the current plan is that the SPPC operates with a collision energy of 75 TeV, more than five times the current level of the LHC. The forecast takes into account the availability of a new class of iron-based superconducting magnets at a lower price.
During this period, the LHC will not be dormant. Scientists at CERN, the European nuclear research laboratory that manages the LHC, have proposed using the machine in different ways to answer questions physicists need to answer. For example, according to one step, the LHC can be modified to include a large device called the Energy recovery linac (ERL). The ERL will accelerate the electrons and cause them to collide with protons accelerated by the LHC.

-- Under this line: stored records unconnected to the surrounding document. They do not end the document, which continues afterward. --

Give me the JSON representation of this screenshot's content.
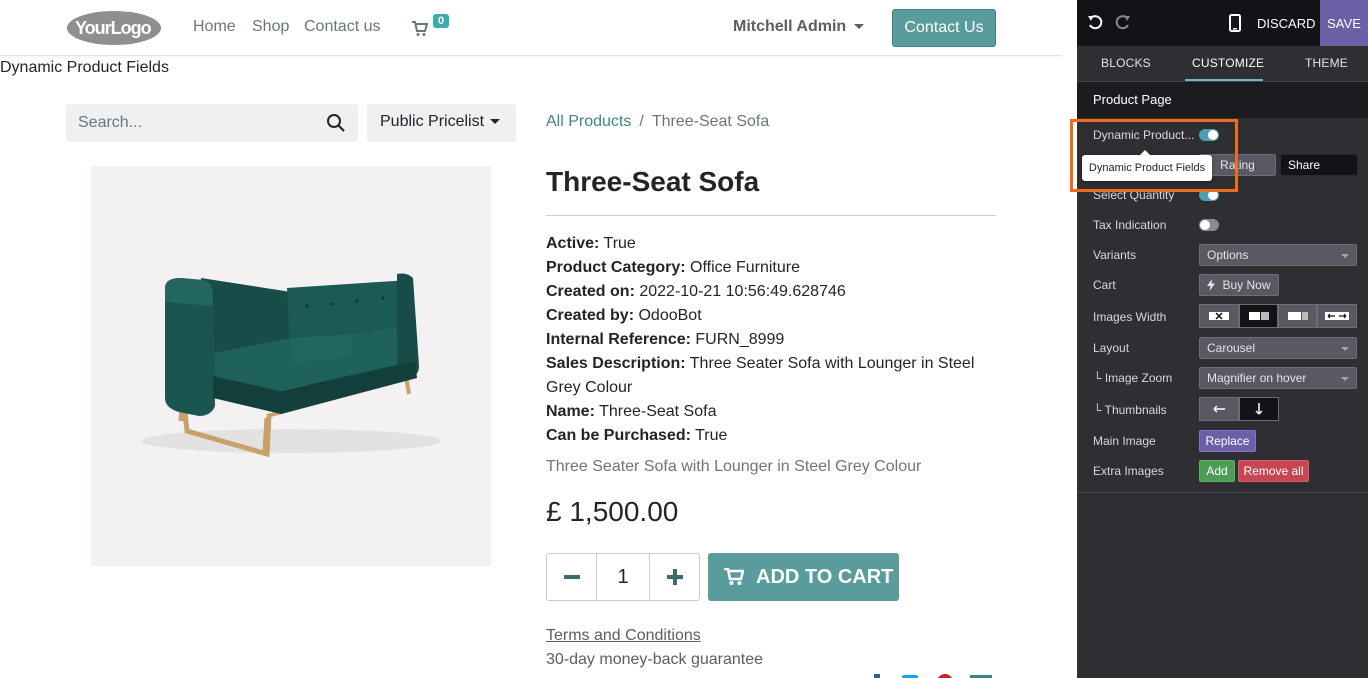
{
  "header": {
    "logo_text": "YourLogo",
    "nav": [
      "Home",
      "Shop",
      "Contact us"
    ],
    "cart_count": "0",
    "user": "Mitchell Admin",
    "contact_button": "Contact Us"
  },
  "snippet_label": "Dynamic Product Fields",
  "search": {
    "placeholder": "Search..."
  },
  "pricelist": "Public Pricelist",
  "breadcrumb": {
    "parent": "All Products",
    "current": "Three-Seat Sofa"
  },
  "product": {
    "title": "Three-Seat Sofa",
    "fields": [
      {
        "label": "Active:",
        "value": "True"
      },
      {
        "label": "Product Category:",
        "value": "Office Furniture"
      },
      {
        "label": "Created on:",
        "value": "2022-10-21 10:56:49.628746"
      },
      {
        "label": "Created by:",
        "value": "OdooBot"
      },
      {
        "label": "Internal Reference:",
        "value": "FURN_8999"
      },
      {
        "label": "Sales Description:",
        "value": "Three Seater Sofa with Lounger in Steel Grey Colour"
      },
      {
        "label": "Name:",
        "value": "Three-Seat Sofa"
      },
      {
        "label": "Can be Purchased:",
        "value": "True"
      }
    ],
    "description": "Three Seater Sofa with Lounger in Steel Grey Colour",
    "price": "£ 1,500.00",
    "quantity": "1",
    "add_to_cart": "ADD TO CART",
    "terms": "Terms and Conditions",
    "guarantee": "30-day money-back guarantee"
  },
  "panel": {
    "discard": "DISCARD",
    "save": "SAVE",
    "tabs": [
      "BLOCKS",
      "CUSTOMIZE",
      "THEME"
    ],
    "section": "Product Page",
    "dynamic_product": {
      "label": "Dynamic Product...",
      "enabled": true
    },
    "tooltip": "Dynamic Product Fields",
    "rating_button": "Rating",
    "share_button": "Share",
    "select_quantity": {
      "label": "Select Quantity",
      "enabled": true
    },
    "tax_indication": {
      "label": "Tax Indication",
      "enabled": false
    },
    "variants": {
      "label": "Variants",
      "value": "Options"
    },
    "cart": {
      "label": "Cart",
      "value": "Buy Now"
    },
    "images_width": {
      "label": "Images Width"
    },
    "layout": {
      "label": "Layout",
      "value": "Carousel"
    },
    "image_zoom": {
      "label": "└ Image Zoom",
      "value": "Magnifier on hover"
    },
    "thumbnails": {
      "label": "└ Thumbnails"
    },
    "main_image": {
      "label": "Main Image",
      "button": "Replace"
    },
    "extra_images": {
      "label": "Extra Images",
      "add": "Add",
      "remove": "Remove all"
    }
  },
  "colors": {
    "accent": "#5a9c9c",
    "panel_bg": "#2e2e33",
    "save_purple": "#6b5fa8",
    "highlight_orange": "#f26b1d"
  }
}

This machine configuration will be called the LHeC – large hadron-electron collider. It will be used to further study the strong nuclear force. By increasing the energy of the ERL, the LHeC will also be able to function as a high luminosity collider by the 2030s, in collaboration with the CEPC. Brightness is a measure of the number of particles produced in a collision.
Another proposal suggests that by the end of the 2030s, when the CEPC is set to become the SPPC, the high-luminosity LHeC should be replaced by the Future circular collider (FCC). CERN scientists working on the idea designed a 100 km long tunnel housing a circular collider with collision energies comparable to those of the CEPC.
Many scientists have written in favor of the CEPC in the past, and of a post-LHC collider more generally. However, Chen-Ning Yang, a physicist and Nobel Laureate, has been a notable critic. Yang argued that the CEPC will extract too high a price from China, and the money can be better spent. Steven Weinberg, another Nobel Prize winner, countered this argument, saying: “The fundamental nature of elementary particle physics makes it very attractive to bright young men and women, who then provide a technically sophisticated framework available for dealing with the problems of society.” “
The outlook for the CEPC will become clearer by 2021, when China’s next five-year plan is presented. Japan will know the fate of the ILC by next year, when the European Union finalizes an agreement to fund the project. In addition to moving particle physics research to Asia, it will be important for Japan keep pace with China. If not, the CEPC will get a head start that the ILC may never be able to catch up with.